Stored dataset items
***

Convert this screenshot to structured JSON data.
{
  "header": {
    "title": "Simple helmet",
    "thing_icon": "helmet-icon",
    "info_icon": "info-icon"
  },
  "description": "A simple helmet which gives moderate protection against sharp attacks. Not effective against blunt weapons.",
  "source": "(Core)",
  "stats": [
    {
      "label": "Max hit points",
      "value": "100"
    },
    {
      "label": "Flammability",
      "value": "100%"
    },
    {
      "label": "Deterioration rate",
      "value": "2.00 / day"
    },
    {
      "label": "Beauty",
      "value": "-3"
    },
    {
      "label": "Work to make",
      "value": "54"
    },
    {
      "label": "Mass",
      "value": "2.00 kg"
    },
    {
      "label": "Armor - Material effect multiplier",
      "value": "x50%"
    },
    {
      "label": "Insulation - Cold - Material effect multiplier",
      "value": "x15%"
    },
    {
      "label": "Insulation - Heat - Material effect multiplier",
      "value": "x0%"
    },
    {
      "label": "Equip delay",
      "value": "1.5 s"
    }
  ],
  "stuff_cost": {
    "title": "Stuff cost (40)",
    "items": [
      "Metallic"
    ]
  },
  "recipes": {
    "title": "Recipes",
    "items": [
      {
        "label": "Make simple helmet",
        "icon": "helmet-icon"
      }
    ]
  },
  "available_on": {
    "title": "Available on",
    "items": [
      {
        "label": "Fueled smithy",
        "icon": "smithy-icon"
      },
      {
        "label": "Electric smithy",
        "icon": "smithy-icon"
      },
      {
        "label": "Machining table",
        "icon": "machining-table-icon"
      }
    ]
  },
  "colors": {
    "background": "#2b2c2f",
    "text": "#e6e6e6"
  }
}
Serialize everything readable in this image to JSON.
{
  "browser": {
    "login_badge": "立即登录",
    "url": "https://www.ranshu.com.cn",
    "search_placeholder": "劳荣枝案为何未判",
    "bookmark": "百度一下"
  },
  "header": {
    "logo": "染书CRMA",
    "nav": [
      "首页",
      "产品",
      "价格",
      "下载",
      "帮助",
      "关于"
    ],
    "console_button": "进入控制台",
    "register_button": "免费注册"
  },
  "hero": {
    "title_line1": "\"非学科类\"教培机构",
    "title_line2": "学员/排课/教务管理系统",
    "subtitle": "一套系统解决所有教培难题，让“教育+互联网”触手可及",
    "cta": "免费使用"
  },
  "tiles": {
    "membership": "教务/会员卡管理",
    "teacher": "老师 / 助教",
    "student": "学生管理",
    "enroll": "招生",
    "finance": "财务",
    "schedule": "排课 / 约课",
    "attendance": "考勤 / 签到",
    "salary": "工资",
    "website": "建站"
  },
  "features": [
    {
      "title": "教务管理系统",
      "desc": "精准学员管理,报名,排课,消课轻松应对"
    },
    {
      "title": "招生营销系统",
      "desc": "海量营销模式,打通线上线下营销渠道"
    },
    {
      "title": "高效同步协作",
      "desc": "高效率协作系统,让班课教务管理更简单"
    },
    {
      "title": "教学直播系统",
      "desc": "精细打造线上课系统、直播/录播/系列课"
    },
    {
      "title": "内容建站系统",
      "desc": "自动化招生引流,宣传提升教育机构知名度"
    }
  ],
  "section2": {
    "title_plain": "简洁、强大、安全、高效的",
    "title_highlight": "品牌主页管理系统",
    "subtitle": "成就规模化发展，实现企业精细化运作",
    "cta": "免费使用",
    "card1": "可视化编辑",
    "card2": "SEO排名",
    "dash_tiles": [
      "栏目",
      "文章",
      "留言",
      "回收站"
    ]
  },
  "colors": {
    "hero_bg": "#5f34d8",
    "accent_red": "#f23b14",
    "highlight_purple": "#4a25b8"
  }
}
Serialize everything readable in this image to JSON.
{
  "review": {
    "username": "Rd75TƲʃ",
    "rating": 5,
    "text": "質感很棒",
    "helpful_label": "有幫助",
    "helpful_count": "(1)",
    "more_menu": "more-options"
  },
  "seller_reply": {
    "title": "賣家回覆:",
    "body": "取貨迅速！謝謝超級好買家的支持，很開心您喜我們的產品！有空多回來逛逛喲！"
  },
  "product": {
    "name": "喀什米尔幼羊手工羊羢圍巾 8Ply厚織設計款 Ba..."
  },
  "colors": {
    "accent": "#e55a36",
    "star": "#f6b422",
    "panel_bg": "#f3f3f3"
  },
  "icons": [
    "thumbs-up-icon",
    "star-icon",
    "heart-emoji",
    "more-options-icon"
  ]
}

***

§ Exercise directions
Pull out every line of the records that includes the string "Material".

§ Result of this task
      "label": "Armor - Material effect multiplier",
      "label": "Insulation - Cold - Material effect multiplier",
      "label": "Insulation - Heat - Material effect multiplier",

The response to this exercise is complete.